* EXERCISE DESCRIPTION:
Filter the listing so that only lines with the word "Show" remain.

* RECORDS TO USE:
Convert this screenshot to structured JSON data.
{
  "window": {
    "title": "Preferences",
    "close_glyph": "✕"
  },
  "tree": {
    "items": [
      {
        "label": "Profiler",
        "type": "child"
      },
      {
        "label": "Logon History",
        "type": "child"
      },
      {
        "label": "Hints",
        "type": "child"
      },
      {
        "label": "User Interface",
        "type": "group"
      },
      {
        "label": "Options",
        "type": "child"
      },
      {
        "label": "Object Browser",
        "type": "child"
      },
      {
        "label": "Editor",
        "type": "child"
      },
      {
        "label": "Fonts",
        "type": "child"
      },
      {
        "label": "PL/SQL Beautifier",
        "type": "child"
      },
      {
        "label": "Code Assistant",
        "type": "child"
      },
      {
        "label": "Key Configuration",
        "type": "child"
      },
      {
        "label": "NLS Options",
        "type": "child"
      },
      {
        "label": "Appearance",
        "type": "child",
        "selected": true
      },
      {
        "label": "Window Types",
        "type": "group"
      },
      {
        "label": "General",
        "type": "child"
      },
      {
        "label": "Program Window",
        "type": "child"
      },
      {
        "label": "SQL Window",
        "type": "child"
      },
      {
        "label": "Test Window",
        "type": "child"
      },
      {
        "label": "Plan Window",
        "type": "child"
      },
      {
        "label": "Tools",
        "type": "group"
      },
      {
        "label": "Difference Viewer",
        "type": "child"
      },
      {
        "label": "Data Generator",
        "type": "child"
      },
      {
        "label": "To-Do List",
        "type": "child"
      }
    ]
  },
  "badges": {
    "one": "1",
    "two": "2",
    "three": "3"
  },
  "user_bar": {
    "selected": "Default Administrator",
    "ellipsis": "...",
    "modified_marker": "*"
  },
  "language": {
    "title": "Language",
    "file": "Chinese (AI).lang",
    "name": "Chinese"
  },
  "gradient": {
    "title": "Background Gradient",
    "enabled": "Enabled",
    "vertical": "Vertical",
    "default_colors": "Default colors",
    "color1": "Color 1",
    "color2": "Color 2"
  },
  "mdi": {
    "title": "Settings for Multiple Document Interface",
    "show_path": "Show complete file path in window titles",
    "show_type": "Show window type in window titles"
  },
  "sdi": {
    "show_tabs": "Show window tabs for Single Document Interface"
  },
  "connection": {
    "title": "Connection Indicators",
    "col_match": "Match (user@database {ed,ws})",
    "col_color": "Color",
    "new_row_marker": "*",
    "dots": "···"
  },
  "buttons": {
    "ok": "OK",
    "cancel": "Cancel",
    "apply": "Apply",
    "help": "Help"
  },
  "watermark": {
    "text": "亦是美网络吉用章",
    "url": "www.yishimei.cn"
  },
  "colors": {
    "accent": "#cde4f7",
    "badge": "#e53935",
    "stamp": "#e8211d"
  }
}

* SOLUTION FOR THIS PROBLEM:
    "show_path": "Show complete file path in window titles",
    "show_type": "Show window type in window titles"
    "show_tabs": "Show window tabs for Single Document Interface"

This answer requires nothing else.